What is needed –
In the data below, how many lines contain the word "http"? Answer with the number alone.

Supplied records –

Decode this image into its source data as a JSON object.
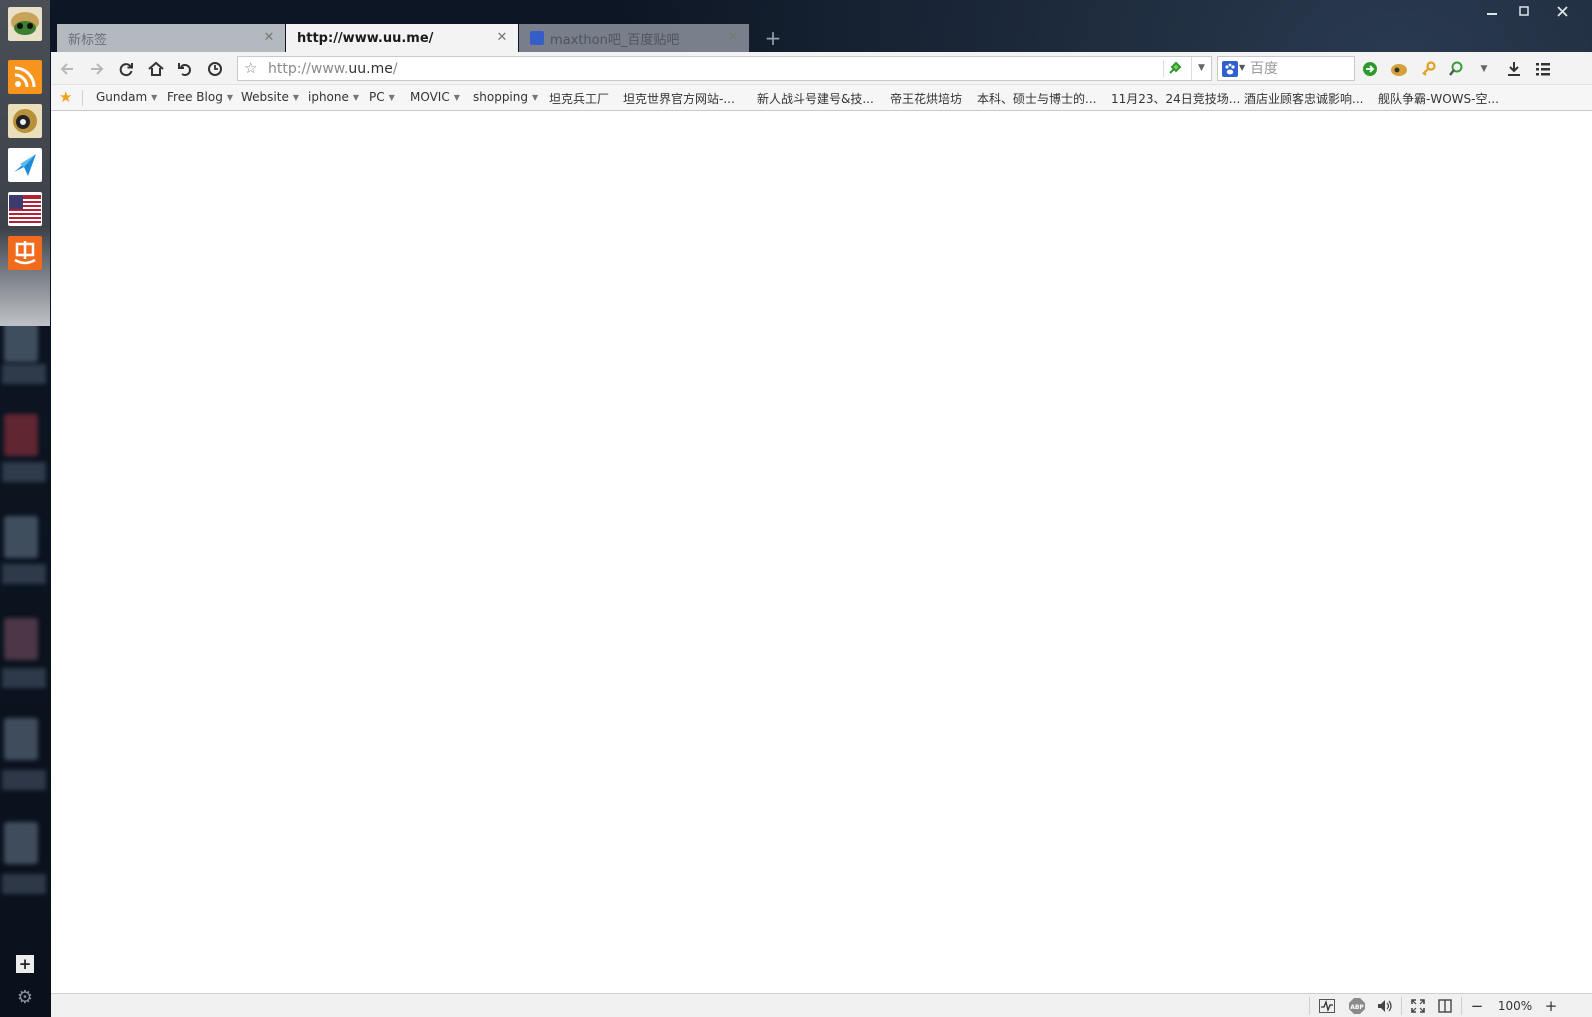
{
  "sidebar": {
    "apps": [
      {
        "name": "maxthon-avatar-icon"
      },
      {
        "name": "rss-icon"
      },
      {
        "name": "game-app-icon"
      },
      {
        "name": "bird-app-icon"
      },
      {
        "name": "us-flag-icon"
      },
      {
        "name": "hui-deals-icon"
      }
    ],
    "add_label": "+",
    "settings_icon": "gear-icon"
  },
  "window": {
    "minimize": "minimize-icon",
    "maximize": "maximize-icon",
    "close": "close-icon"
  },
  "tabs": [
    {
      "title": "新标签",
      "active": false
    },
    {
      "title": "http://www.uu.me/",
      "active": true
    },
    {
      "title": "maxthon吧_百度贴吧",
      "active": false
    }
  ],
  "toolbar": {
    "buttons": [
      "back-icon",
      "forward-icon",
      "refresh-icon",
      "home-icon",
      "undo-icon",
      "history-icon"
    ],
    "address_prefix": "http://www.",
    "address_domain": "uu.me",
    "address_suffix": "/",
    "search_placeholder": "百度",
    "right_icons": [
      "go-icon",
      "extensions-icon",
      "password-key-icon",
      "zoom-search-icon",
      "more-caret-icon",
      "download-icon",
      "menu-icon"
    ]
  },
  "bookmarks": {
    "folders": [
      {
        "label": "Gundam",
        "folder": true
      },
      {
        "label": "Free Blog",
        "folder": true
      },
      {
        "label": "Website",
        "folder": true
      },
      {
        "label": "iphone",
        "folder": true
      },
      {
        "label": "PC",
        "folder": true
      },
      {
        "label": "MOVIC",
        "folder": true
      },
      {
        "label": "shopping",
        "folder": true
      },
      {
        "label": "坦克兵工厂",
        "folder": false
      },
      {
        "label": "坦克世界官方网站-...",
        "folder": false
      },
      {
        "label": "新人战斗号建号&技...",
        "folder": false
      },
      {
        "label": "帝王花烘培坊",
        "folder": false
      },
      {
        "label": "本科、硕士与博士的...",
        "folder": false
      },
      {
        "label": "11月23、24日竞技场...",
        "folder": false
      },
      {
        "label": "酒店业顾客忠诚影响...",
        "folder": false
      },
      {
        "label": "舰队争霸-WOWS-空...",
        "folder": false
      }
    ]
  },
  "statusbar": {
    "zoom": "100%",
    "zoom_out": "−",
    "zoom_in": "+",
    "abp_label": "ABP"
  },
  "colors": {
    "accent_orange": "#f0a11c",
    "rss_orange": "#f7941d",
    "go_green": "#2e9a2e"
  }
}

Response to the task –
2